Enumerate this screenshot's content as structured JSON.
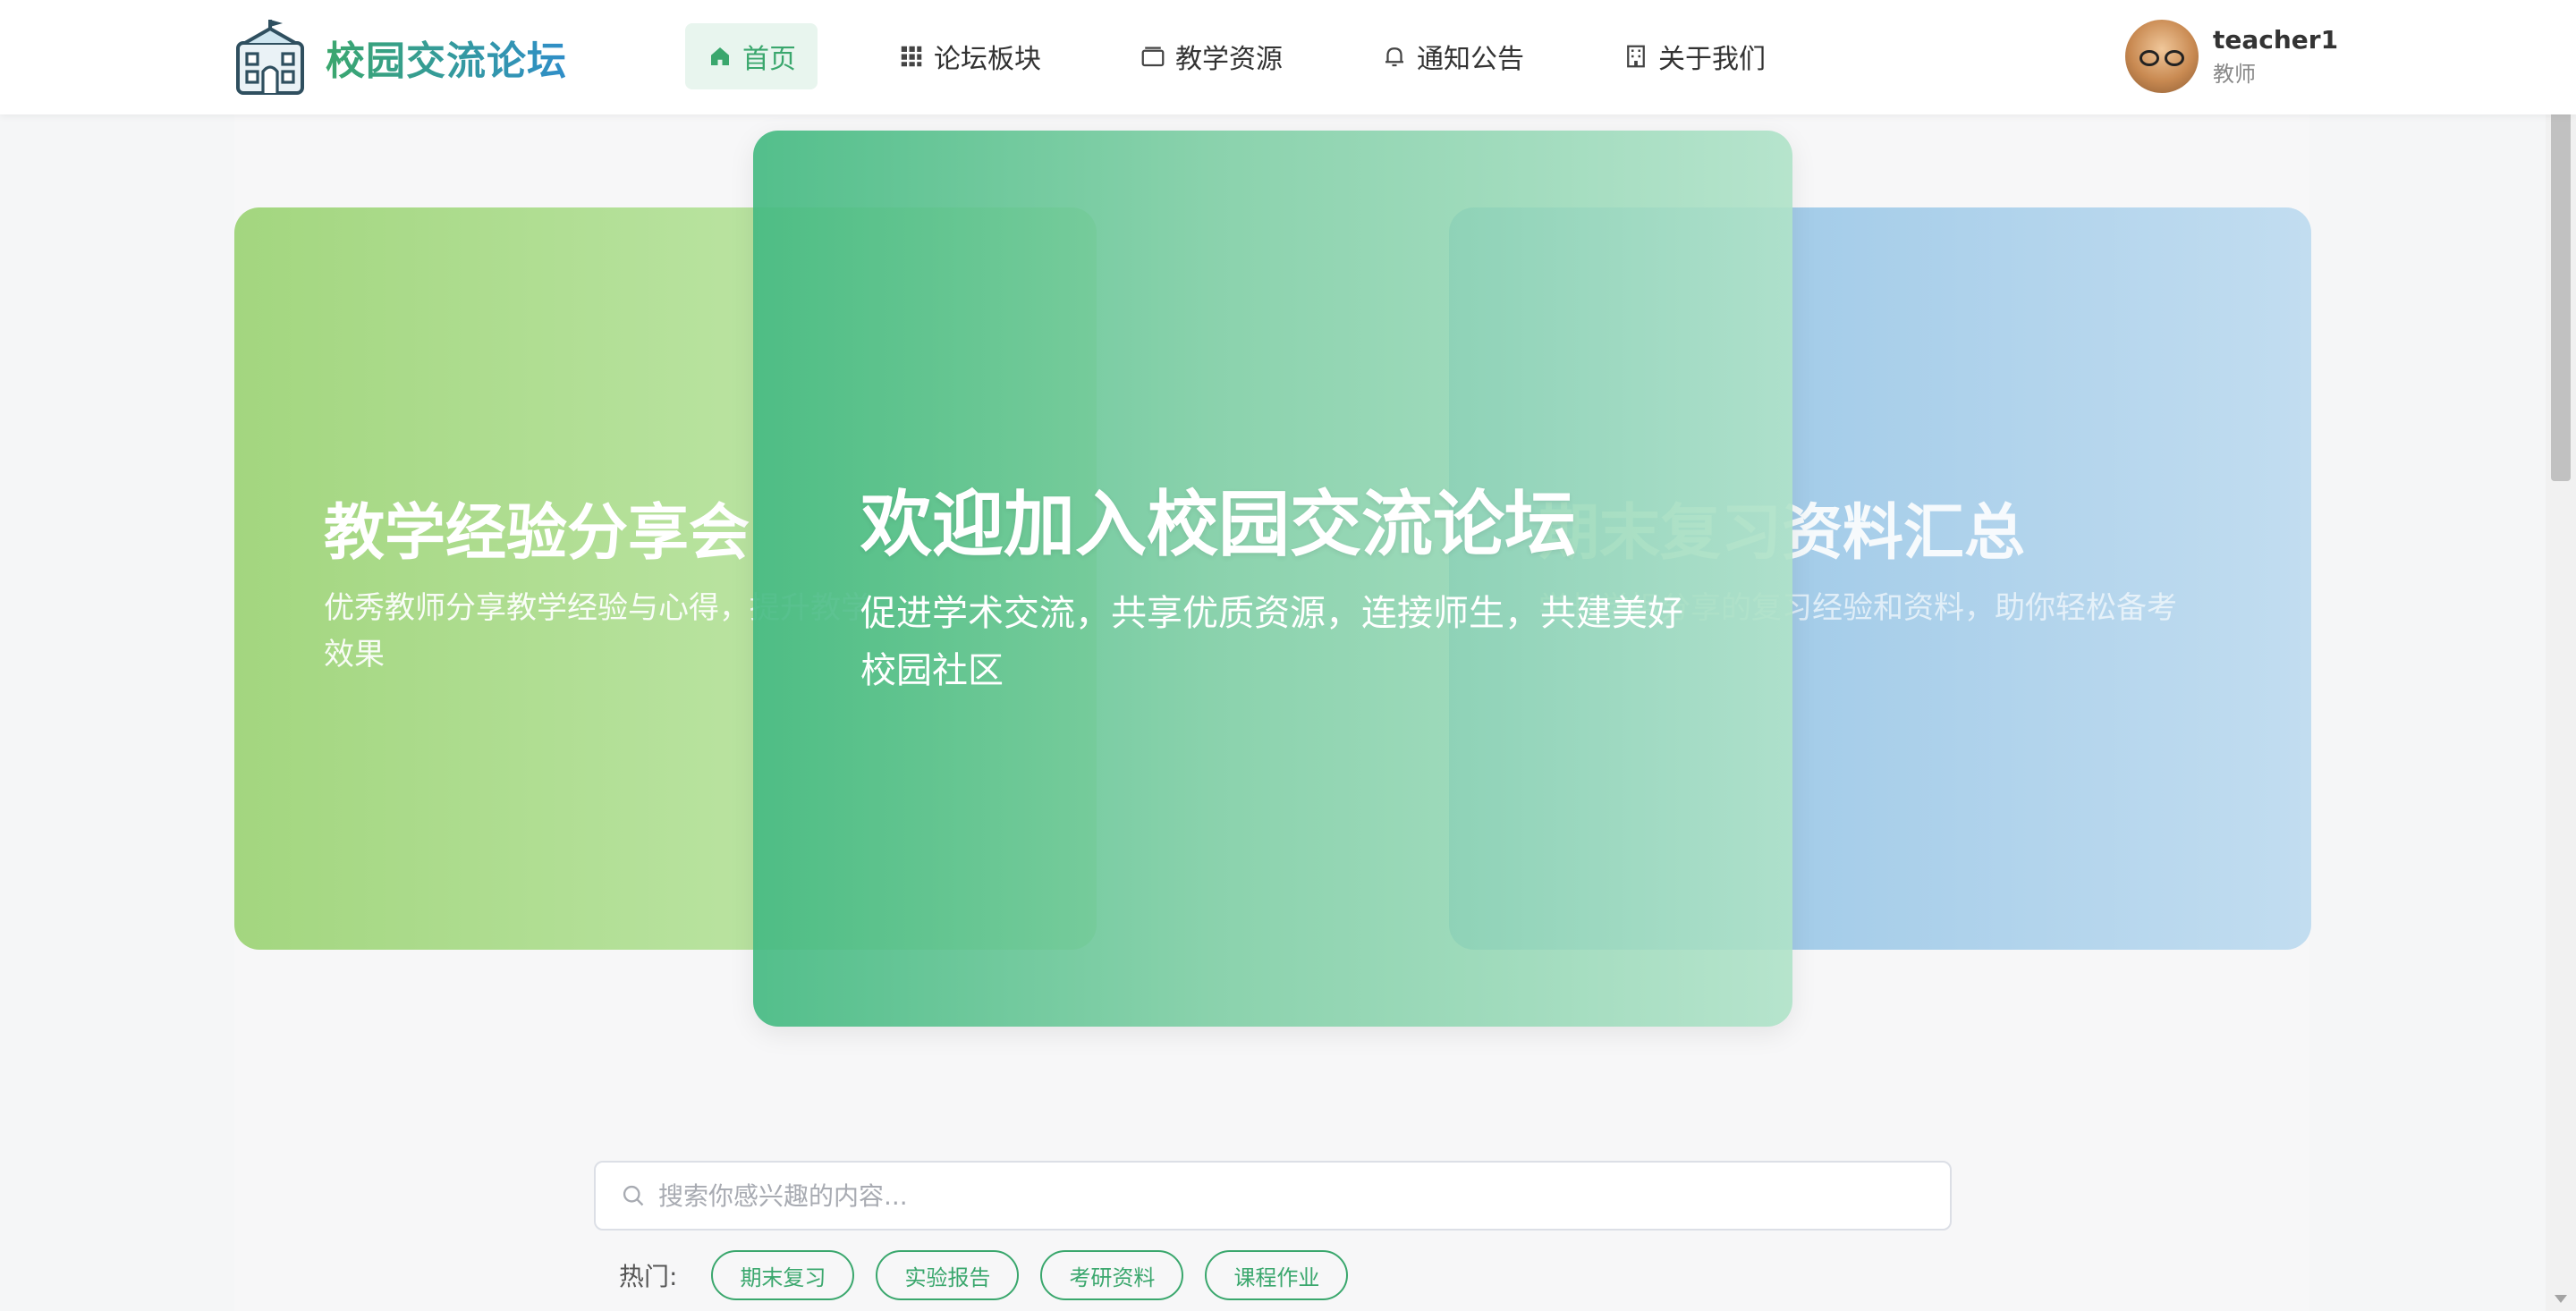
{
  "header": {
    "logo_text": "校园交流论坛",
    "logo_icon": "school-building-icon",
    "nav": [
      {
        "label": "首页",
        "icon": "home-icon",
        "active": true
      },
      {
        "label": "论坛板块",
        "icon": "grid-icon",
        "active": false
      },
      {
        "label": "教学资源",
        "icon": "folder-icon",
        "active": false
      },
      {
        "label": "通知公告",
        "icon": "bell-icon",
        "active": false
      },
      {
        "label": "关于我们",
        "icon": "building-icon",
        "active": false
      }
    ],
    "user": {
      "name": "teacher1",
      "role": "教师"
    }
  },
  "carousel": {
    "slides": [
      {
        "title": "教学经验分享会",
        "desc": "优秀教师分享教学经验与心得，提升教学效果"
      },
      {
        "title": "欢迎加入校园交流论坛",
        "desc": "促进学术交流，共享优质资源，连接师生，共建美好校园社区"
      },
      {
        "title": "期末复习资料汇总",
        "desc": "学长学姐分享的复习经验和资料，助你轻松备考"
      }
    ],
    "active_index": 1
  },
  "search": {
    "placeholder": "搜索你感兴趣的内容...",
    "value": ""
  },
  "hot": {
    "label": "热门:",
    "tags": [
      "期末复习",
      "实验报告",
      "考研资料",
      "课程作业"
    ]
  },
  "colors": {
    "brand_green": "#3aa76d",
    "brand_blue": "#2f8ec9",
    "nav_active_bg": "#e8f5ee"
  }
}
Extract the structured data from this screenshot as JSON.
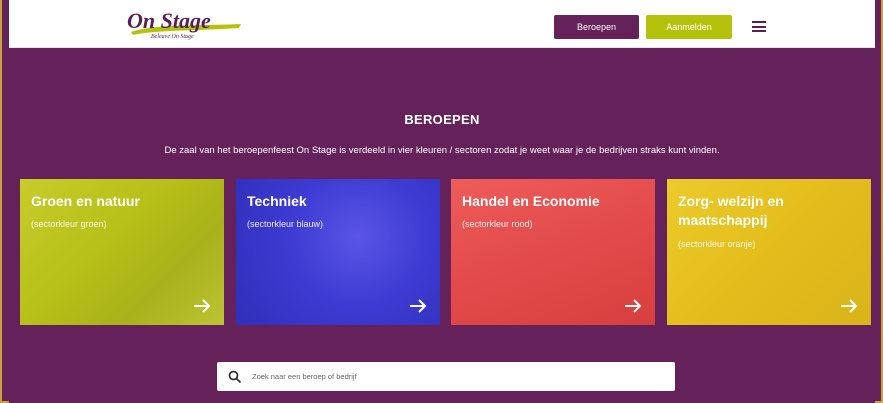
{
  "header": {
    "logo_text": "On Stage",
    "logo_subtitle": "Beleave On Stage",
    "btn_beroepen": "Beroepen",
    "btn_aanmelden": "Aanmelden",
    "menu_icon": "hamburger-icon"
  },
  "main": {
    "heading": "BEROEPEN",
    "intro": "De zaal van het beroepenfeest On Stage is verdeeld in vier kleuren / sectoren zodat je weet waar je de bedrijven straks kunt vinden.",
    "cards": [
      {
        "title": "Groen en natuur",
        "subtitle": "(sectorkleur groen)",
        "color": "#b9c21a",
        "icon": "arrow-right-icon"
      },
      {
        "title": "Techniek",
        "subtitle": "(sectorkleur blauw)",
        "color": "#3f3fd6",
        "icon": "arrow-right-icon"
      },
      {
        "title": "Handel en Economie",
        "subtitle": "(sectorkleur rood)",
        "color": "#e8504f",
        "icon": "arrow-right-icon"
      },
      {
        "title": "Zorg- welzijn en maatschappij",
        "subtitle": "(sectorkleur oranje)",
        "color": "#e6c21e",
        "icon": "arrow-right-icon"
      }
    ]
  },
  "search": {
    "placeholder": "Zoek naar een beroep of bedrijf",
    "icon": "search-icon"
  },
  "colors": {
    "brand_purple": "#64215a",
    "accent_lime": "#b5c20c"
  }
}
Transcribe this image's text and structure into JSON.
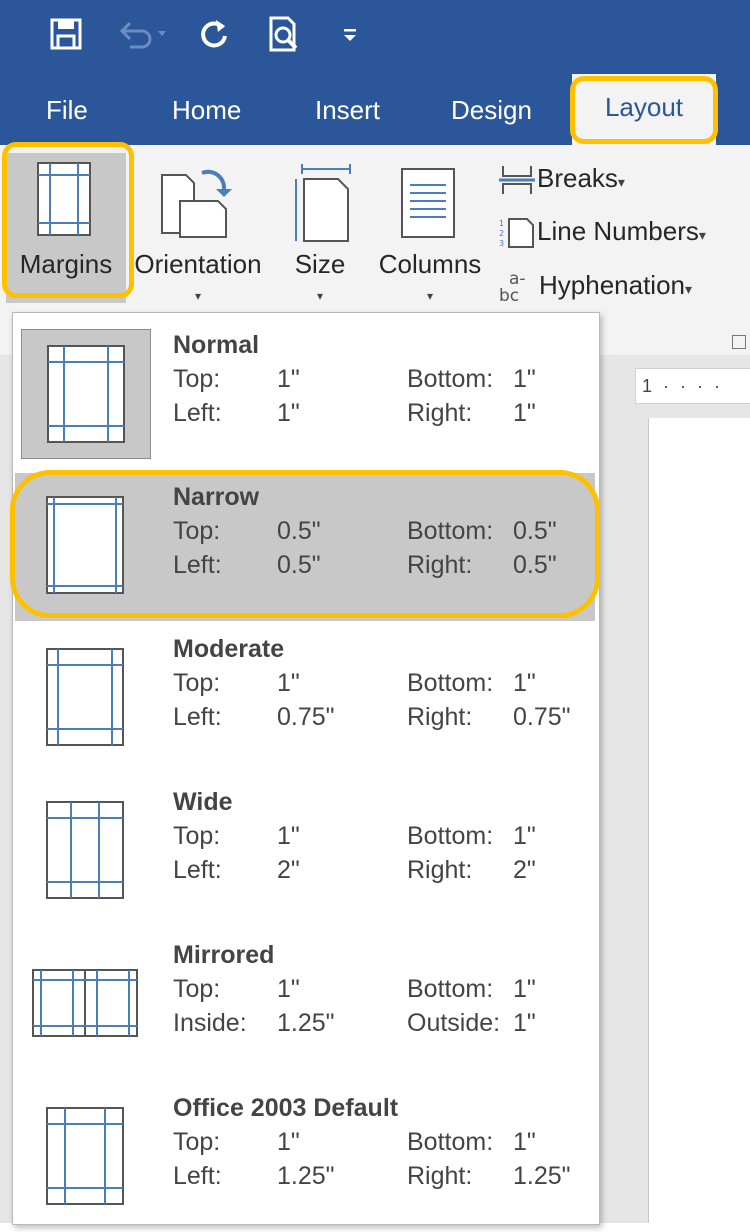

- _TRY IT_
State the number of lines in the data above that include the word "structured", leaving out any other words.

- _OUTPUT OF THE EXERCISE_
2